Problem description
In the data that follows, every line containing the word "screenshot" should be returned.

Input data section start

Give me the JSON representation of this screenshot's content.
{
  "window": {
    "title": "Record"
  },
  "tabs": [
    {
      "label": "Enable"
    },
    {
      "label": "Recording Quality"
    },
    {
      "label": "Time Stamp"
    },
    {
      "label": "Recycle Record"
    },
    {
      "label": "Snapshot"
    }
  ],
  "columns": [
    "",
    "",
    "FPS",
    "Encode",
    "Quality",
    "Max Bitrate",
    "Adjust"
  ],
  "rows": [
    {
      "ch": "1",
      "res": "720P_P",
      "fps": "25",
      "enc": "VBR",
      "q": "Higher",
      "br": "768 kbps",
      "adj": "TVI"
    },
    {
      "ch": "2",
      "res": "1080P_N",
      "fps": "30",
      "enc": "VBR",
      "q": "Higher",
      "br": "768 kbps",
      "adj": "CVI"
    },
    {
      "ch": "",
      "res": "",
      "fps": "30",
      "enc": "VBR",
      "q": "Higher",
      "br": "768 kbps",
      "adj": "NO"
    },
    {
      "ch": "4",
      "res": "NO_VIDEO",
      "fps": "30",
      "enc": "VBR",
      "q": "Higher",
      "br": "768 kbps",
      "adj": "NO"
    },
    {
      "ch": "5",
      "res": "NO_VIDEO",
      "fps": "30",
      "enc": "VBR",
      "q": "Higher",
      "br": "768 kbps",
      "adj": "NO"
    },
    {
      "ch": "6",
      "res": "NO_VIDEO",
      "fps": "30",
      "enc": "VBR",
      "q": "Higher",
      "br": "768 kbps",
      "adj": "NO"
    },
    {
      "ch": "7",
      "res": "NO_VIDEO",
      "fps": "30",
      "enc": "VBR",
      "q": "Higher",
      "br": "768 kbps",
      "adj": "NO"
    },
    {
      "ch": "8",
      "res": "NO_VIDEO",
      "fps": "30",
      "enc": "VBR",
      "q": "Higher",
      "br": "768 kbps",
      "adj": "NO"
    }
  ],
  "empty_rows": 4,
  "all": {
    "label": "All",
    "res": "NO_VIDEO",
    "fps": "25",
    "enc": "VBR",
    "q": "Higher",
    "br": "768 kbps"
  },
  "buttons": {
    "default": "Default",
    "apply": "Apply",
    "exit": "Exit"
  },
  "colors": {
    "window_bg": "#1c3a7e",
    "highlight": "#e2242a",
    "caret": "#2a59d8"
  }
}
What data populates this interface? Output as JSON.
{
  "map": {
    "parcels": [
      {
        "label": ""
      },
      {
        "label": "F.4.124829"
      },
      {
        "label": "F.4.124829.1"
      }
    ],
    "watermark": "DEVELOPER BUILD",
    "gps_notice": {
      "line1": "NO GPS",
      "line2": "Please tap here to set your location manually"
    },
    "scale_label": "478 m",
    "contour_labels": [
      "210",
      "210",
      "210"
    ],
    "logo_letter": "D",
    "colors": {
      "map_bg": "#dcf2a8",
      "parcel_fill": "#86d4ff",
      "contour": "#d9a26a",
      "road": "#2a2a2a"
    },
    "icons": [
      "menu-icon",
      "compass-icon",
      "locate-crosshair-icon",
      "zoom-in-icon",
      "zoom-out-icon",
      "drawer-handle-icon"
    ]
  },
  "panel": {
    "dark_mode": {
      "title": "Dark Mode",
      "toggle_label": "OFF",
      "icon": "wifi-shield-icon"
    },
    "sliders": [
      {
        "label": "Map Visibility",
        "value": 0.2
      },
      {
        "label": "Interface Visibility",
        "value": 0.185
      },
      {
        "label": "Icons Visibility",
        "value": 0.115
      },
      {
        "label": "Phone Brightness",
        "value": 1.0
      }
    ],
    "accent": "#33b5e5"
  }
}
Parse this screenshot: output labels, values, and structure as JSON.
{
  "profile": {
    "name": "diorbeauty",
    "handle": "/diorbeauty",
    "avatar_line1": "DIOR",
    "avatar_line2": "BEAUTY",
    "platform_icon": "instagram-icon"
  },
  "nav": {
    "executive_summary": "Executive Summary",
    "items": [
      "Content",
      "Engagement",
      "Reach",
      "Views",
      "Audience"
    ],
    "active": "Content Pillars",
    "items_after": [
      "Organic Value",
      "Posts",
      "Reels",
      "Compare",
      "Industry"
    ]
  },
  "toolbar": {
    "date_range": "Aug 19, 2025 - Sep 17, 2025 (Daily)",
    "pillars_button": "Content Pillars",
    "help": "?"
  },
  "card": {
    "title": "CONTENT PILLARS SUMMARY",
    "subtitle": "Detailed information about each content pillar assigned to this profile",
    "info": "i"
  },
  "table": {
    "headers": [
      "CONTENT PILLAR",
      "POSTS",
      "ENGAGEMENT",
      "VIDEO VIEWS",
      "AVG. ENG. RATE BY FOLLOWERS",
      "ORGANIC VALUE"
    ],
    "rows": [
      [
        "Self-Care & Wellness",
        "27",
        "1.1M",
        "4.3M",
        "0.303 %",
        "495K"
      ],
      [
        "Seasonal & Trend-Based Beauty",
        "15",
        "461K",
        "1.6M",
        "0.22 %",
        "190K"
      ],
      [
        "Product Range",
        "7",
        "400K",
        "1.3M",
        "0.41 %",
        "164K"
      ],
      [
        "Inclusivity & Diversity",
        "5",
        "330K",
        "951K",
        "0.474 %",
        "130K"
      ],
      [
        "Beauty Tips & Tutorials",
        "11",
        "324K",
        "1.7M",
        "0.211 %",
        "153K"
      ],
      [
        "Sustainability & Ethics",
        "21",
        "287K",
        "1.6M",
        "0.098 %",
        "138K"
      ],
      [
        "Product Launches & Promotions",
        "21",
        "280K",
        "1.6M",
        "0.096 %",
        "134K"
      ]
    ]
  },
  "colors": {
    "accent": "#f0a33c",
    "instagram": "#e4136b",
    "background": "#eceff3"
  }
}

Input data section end

Task output
Give me the JSON representation of this screenshot's content.
Parse this screenshot: output labels, values, and structure as JSON.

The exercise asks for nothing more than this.